_TASK_
Copy every line in the records below that contains the word "author".

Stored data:
--- START ---

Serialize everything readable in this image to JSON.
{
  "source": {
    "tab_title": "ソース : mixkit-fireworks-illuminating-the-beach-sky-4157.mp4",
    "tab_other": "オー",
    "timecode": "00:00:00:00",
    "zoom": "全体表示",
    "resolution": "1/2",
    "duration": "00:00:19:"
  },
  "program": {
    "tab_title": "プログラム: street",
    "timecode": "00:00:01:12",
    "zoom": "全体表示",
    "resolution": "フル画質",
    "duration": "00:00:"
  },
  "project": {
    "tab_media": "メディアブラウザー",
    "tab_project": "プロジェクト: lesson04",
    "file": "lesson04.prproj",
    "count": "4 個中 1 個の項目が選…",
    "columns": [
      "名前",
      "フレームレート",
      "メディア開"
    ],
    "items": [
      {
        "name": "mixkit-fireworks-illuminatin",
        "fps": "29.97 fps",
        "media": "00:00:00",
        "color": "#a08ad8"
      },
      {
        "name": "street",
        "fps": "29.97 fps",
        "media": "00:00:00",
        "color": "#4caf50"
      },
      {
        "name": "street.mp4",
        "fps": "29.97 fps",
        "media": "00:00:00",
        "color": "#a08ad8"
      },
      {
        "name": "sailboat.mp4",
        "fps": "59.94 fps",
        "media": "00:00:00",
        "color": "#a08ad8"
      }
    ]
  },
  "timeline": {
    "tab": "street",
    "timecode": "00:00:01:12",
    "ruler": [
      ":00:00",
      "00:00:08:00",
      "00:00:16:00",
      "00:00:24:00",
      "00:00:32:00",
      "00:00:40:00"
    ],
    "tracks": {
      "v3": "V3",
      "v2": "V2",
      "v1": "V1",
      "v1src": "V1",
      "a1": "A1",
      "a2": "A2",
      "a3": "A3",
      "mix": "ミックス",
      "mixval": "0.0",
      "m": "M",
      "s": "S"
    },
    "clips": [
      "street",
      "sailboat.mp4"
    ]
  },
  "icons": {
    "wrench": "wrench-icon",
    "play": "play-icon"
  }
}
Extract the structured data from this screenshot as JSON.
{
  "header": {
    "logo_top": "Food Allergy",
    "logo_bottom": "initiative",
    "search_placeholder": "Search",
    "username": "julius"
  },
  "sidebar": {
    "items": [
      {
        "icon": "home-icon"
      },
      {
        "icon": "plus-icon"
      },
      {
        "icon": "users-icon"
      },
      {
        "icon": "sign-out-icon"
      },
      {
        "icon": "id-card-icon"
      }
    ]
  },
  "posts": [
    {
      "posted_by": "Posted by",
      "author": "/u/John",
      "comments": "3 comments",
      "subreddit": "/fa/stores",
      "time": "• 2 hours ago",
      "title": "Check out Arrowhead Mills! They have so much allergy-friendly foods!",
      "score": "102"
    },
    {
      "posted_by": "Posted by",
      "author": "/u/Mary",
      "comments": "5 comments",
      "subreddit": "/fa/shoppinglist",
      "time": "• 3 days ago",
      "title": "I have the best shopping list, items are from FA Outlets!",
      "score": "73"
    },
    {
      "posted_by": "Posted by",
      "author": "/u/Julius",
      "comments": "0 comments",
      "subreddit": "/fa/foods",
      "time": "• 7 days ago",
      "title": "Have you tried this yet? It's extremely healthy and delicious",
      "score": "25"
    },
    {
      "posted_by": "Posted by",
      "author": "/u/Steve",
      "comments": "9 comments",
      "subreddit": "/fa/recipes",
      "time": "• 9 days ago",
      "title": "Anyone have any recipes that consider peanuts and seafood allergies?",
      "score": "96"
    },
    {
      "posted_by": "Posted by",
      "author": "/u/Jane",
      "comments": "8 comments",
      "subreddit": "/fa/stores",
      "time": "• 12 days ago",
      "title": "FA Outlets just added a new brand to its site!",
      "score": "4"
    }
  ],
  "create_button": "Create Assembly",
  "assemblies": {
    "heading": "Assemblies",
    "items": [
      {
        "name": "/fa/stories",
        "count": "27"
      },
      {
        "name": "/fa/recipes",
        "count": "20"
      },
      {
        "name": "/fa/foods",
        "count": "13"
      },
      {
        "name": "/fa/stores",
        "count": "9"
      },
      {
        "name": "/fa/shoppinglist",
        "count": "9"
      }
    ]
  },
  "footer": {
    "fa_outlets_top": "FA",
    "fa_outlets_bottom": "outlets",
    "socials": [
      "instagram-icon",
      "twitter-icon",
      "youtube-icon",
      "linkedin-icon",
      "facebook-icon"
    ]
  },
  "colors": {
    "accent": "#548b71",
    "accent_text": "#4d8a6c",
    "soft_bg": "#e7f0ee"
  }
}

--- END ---

_ANSWER SPACE_
      "author": "/u/John",
      "author": "/u/Mary",
      "author": "/u/Julius",
      "author": "/u/Steve",
      "author": "/u/Jane",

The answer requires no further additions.